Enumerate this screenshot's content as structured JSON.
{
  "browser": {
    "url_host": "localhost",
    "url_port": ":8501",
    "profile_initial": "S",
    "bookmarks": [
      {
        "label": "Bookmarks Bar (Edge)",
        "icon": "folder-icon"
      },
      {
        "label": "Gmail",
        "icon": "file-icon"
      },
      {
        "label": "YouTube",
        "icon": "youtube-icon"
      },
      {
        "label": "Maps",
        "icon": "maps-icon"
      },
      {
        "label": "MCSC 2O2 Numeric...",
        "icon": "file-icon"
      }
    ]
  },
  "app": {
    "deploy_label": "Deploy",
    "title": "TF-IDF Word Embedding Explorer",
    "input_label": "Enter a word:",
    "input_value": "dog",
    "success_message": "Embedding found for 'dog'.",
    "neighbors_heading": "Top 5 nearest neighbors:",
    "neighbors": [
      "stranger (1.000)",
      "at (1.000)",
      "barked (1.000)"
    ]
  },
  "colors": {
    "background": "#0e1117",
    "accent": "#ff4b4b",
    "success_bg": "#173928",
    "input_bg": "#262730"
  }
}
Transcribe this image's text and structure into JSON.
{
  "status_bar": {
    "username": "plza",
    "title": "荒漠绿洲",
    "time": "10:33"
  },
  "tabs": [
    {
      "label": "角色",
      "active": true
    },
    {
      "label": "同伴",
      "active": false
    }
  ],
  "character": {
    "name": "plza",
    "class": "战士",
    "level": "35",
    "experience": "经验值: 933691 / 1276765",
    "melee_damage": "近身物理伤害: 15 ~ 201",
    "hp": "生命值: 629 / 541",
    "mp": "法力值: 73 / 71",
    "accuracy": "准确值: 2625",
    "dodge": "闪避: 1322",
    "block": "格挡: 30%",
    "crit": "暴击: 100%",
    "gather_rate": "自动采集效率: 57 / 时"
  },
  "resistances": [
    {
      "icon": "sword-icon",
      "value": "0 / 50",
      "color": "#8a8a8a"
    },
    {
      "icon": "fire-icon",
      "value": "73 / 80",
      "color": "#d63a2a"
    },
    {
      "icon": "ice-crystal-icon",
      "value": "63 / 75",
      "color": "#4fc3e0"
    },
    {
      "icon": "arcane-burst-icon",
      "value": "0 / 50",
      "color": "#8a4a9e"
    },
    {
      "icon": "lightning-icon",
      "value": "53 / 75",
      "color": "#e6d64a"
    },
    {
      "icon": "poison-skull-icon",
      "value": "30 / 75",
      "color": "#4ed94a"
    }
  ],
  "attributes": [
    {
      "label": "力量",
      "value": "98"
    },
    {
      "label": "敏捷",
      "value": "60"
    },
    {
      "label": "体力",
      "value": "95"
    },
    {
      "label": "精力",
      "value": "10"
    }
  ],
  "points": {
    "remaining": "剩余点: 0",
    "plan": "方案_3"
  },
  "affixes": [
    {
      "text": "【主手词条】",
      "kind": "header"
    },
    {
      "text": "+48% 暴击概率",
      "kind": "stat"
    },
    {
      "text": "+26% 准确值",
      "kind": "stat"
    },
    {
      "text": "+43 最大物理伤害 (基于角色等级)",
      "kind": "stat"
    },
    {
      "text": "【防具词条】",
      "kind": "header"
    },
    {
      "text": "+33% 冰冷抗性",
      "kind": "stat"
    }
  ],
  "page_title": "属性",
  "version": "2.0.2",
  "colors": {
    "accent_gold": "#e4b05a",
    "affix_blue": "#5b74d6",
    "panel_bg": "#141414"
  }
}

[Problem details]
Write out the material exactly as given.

[Task result]
Enumerate this screenshot's content as structured JSON.
{
  "browser": {
    "url_host": "localhost",
    "url_port": ":8501",
    "profile_initial": "S",
    "bookmarks": [
      {
        "label": "Bookmarks Bar (Edge)",
        "icon": "folder-icon"
      },
      {
        "label": "Gmail",
        "icon": "file-icon"
      },
      {
        "label": "YouTube",
        "icon": "youtube-icon"
      },
      {
        "label": "Maps",
        "icon": "maps-icon"
      },
      {
        "label": "MCSC 2O2 Numeric...",
        "icon": "file-icon"
      }
    ]
  },
  "app": {
    "deploy_label": "Deploy",
    "title": "TF-IDF Word Embedding Explorer",
    "input_label": "Enter a word:",
    "input_value": "dog",
    "success_message": "Embedding found for 'dog'.",
    "neighbors_heading": "Top 5 nearest neighbors:",
    "neighbors": [
      "stranger (1.000)",
      "at (1.000)",
      "barked (1.000)"
    ]
  },
  "colors": {
    "background": "#0e1117",
    "accent": "#ff4b4b",
    "success_bg": "#173928",
    "input_bg": "#262730"
  }
}
Transcribe this image's text and structure into JSON.
{
  "status_bar": {
    "username": "plza",
    "title": "荒漠绿洲",
    "time": "10:33"
  },
  "tabs": [
    {
      "label": "角色",
      "active": true
    },
    {
      "label": "同伴",
      "active": false
    }
  ],
  "character": {
    "name": "plza",
    "class": "战士",
    "level": "35",
    "experience": "经验值: 933691 / 1276765",
    "melee_damage": "近身物理伤害: 15 ~ 201",
    "hp": "生命值: 629 / 541",
    "mp": "法力值: 73 / 71",
    "accuracy": "准确值: 2625",
    "dodge": "闪避: 1322",
    "block": "格挡: 30%",
    "crit": "暴击: 100%",
    "gather_rate": "自动采集效率: 57 / 时"
  },
  "resistances": [
    {
      "icon": "sword-icon",
      "value": "0 / 50",
      "color": "#8a8a8a"
    },
    {
      "icon": "fire-icon",
      "value": "73 / 80",
      "color": "#d63a2a"
    },
    {
      "icon": "ice-crystal-icon",
      "value": "63 / 75",
      "color": "#4fc3e0"
    },
    {
      "icon": "arcane-burst-icon",
      "value": "0 / 50",
      "color": "#8a4a9e"
    },
    {
      "icon": "lightning-icon",
      "value": "53 / 75",
      "color": "#e6d64a"
    },
    {
      "icon": "poison-skull-icon",
      "value": "30 / 75",
      "color": "#4ed94a"
    }
  ],
  "attributes": [
    {
      "label": "力量",
      "value": "98"
    },
    {
      "label": "敏捷",
      "value": "60"
    },
    {
      "label": "体力",
      "value": "95"
    },
    {
      "label": "精力",
      "value": "10"
    }
  ],
  "points": {
    "remaining": "剩余点: 0",
    "plan": "方案_3"
  },
  "affixes": [
    {
      "text": "【主手词条】",
      "kind": "header"
    },
    {
      "text": "+48% 暴击概率",
      "kind": "stat"
    },
    {
      "text": "+26% 准确值",
      "kind": "stat"
    },
    {
      "text": "+43 最大物理伤害 (基于角色等级)",
      "kind": "stat"
    },
    {
      "text": "【防具词条】",
      "kind": "header"
    },
    {
      "text": "+33% 冰冷抗性",
      "kind": "stat"
    }
  ],
  "page_title": "属性",
  "version": "2.0.2",
  "colors": {
    "accent_gold": "#e4b05a",
    "affix_blue": "#5b74d6",
    "panel_bg": "#141414"
  }
}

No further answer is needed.